* _Task_:
In the records below, find each line with the word "coin" and copy it.

(Dataset items)
┄┄┄┄┄┄┄┄┄┄

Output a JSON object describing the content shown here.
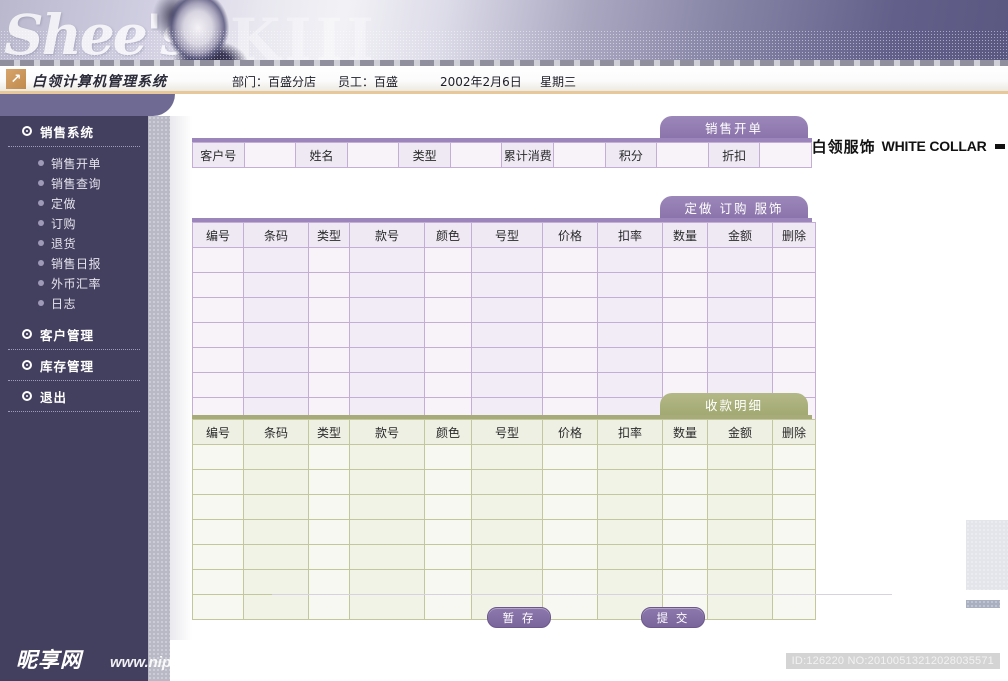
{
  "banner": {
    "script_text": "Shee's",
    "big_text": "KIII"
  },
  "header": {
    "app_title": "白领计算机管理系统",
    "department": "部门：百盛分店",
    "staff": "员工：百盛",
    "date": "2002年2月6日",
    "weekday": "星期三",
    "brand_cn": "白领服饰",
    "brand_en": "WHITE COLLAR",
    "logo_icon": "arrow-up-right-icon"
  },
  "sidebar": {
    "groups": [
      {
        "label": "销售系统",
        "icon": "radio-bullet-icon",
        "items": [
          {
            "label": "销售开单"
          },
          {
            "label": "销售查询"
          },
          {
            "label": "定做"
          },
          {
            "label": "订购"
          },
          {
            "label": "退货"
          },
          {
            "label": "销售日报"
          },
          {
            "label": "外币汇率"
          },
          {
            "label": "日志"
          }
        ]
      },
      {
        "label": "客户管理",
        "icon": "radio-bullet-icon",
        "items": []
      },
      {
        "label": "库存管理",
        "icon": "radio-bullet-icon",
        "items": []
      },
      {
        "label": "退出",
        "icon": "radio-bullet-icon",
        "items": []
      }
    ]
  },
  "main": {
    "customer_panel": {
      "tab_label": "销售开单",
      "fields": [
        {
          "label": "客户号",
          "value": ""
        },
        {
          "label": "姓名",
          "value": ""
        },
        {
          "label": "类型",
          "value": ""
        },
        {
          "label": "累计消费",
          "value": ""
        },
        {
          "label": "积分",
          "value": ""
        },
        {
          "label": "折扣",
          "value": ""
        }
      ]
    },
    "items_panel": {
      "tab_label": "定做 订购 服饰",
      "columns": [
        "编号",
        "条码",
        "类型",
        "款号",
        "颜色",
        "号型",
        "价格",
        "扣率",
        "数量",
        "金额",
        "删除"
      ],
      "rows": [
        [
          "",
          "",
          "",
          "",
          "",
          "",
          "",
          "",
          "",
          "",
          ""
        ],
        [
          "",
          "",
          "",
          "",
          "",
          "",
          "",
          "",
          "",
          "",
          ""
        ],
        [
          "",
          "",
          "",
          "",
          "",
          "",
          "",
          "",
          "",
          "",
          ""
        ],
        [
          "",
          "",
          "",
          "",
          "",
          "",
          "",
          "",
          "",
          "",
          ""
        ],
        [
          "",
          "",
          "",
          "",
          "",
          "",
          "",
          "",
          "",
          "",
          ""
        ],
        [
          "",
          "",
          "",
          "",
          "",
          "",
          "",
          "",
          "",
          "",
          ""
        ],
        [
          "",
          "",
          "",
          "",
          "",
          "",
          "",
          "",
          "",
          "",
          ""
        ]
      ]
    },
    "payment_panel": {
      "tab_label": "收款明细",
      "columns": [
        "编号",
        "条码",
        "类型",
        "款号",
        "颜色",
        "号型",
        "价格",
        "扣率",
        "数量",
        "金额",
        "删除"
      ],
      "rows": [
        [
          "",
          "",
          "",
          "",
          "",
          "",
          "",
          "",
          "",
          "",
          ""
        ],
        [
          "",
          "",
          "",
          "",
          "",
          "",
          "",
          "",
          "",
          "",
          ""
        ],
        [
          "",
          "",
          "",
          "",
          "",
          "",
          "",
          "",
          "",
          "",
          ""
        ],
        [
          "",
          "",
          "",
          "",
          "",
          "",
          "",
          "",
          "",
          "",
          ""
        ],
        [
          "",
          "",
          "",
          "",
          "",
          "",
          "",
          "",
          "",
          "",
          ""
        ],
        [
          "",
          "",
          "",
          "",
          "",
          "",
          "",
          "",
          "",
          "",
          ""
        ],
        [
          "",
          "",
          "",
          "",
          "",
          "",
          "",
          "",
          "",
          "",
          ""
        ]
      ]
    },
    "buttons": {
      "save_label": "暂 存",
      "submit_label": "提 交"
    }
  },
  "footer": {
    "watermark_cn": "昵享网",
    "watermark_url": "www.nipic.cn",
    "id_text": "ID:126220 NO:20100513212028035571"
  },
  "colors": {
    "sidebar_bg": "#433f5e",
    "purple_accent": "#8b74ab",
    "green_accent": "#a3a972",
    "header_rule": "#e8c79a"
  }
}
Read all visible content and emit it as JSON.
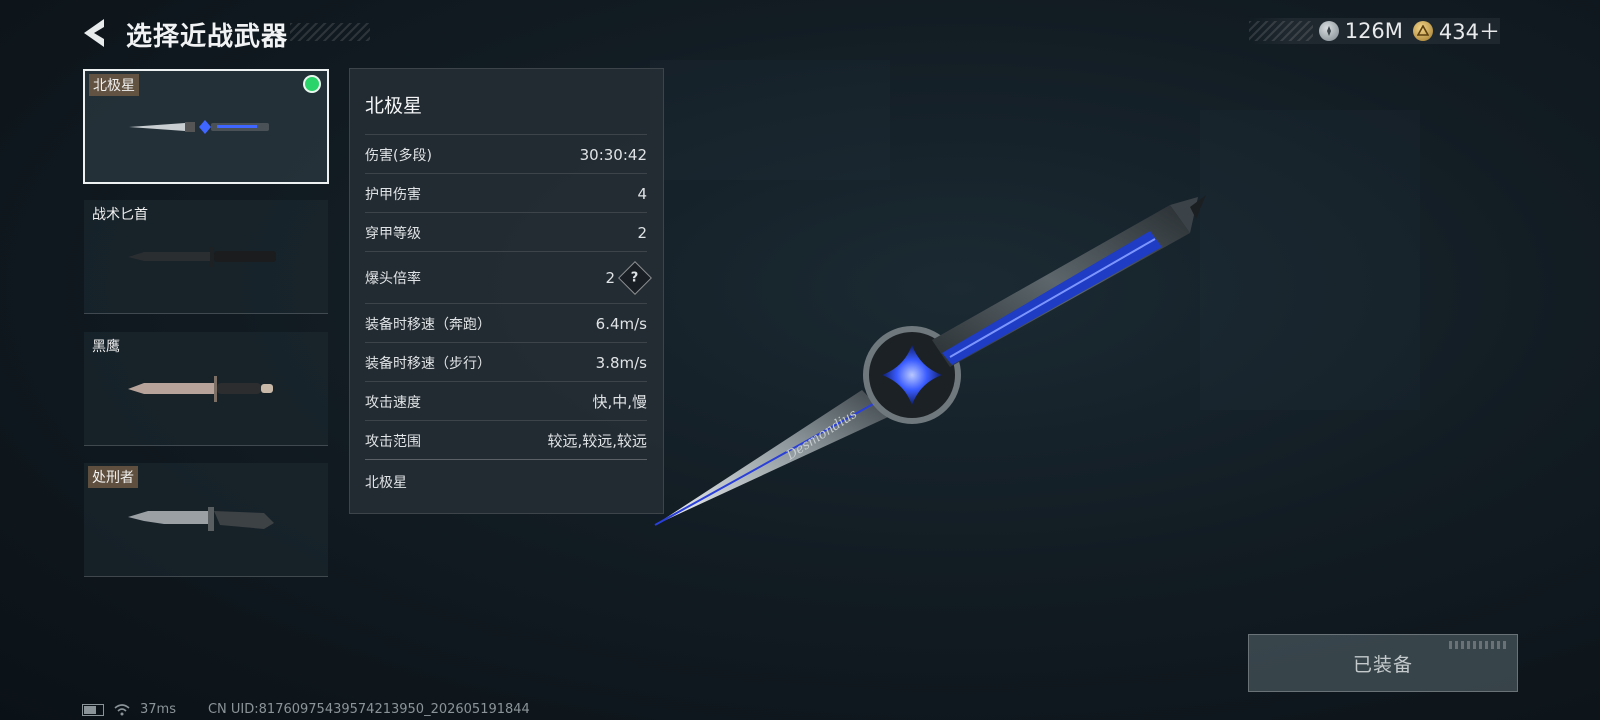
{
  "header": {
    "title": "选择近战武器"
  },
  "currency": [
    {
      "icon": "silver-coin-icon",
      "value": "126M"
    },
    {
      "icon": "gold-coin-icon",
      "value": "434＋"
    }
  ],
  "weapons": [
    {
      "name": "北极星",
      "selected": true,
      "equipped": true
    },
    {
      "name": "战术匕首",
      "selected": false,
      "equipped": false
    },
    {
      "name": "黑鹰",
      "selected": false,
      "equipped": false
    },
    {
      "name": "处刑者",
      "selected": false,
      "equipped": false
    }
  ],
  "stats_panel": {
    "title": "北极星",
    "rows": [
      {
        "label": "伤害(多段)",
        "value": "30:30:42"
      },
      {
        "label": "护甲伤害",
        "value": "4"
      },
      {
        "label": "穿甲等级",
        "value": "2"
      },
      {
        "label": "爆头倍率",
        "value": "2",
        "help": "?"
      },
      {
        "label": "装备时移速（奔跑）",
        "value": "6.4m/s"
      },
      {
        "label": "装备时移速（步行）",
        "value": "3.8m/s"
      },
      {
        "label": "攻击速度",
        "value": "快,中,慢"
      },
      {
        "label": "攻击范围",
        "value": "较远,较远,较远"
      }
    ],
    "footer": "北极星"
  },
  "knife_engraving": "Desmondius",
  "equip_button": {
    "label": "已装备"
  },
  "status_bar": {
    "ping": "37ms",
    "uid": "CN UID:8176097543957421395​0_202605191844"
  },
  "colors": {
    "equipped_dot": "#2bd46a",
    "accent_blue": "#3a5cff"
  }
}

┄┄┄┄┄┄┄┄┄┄

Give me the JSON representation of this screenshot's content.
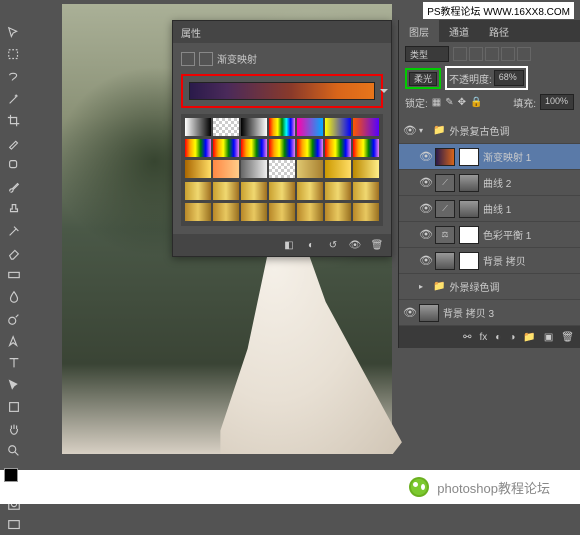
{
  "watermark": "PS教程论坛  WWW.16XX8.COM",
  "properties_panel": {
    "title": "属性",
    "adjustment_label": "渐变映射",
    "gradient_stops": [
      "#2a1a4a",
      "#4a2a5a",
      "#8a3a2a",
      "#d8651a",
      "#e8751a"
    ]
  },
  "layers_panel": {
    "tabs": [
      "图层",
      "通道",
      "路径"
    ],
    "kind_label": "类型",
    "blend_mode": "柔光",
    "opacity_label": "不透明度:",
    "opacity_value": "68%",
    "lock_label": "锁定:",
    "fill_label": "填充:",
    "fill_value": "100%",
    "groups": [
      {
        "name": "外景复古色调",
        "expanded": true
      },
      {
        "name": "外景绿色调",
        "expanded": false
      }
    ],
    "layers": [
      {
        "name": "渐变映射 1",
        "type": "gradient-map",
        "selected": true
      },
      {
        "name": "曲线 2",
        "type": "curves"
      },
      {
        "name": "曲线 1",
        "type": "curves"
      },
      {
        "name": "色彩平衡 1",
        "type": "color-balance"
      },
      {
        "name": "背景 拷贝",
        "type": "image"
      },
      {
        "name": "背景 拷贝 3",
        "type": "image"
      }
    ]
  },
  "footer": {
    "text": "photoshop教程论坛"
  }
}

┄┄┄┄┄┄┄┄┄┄

* _Written solution_:
      "icon": "silver-coin-icon",
      "icon": "gold-coin-icon",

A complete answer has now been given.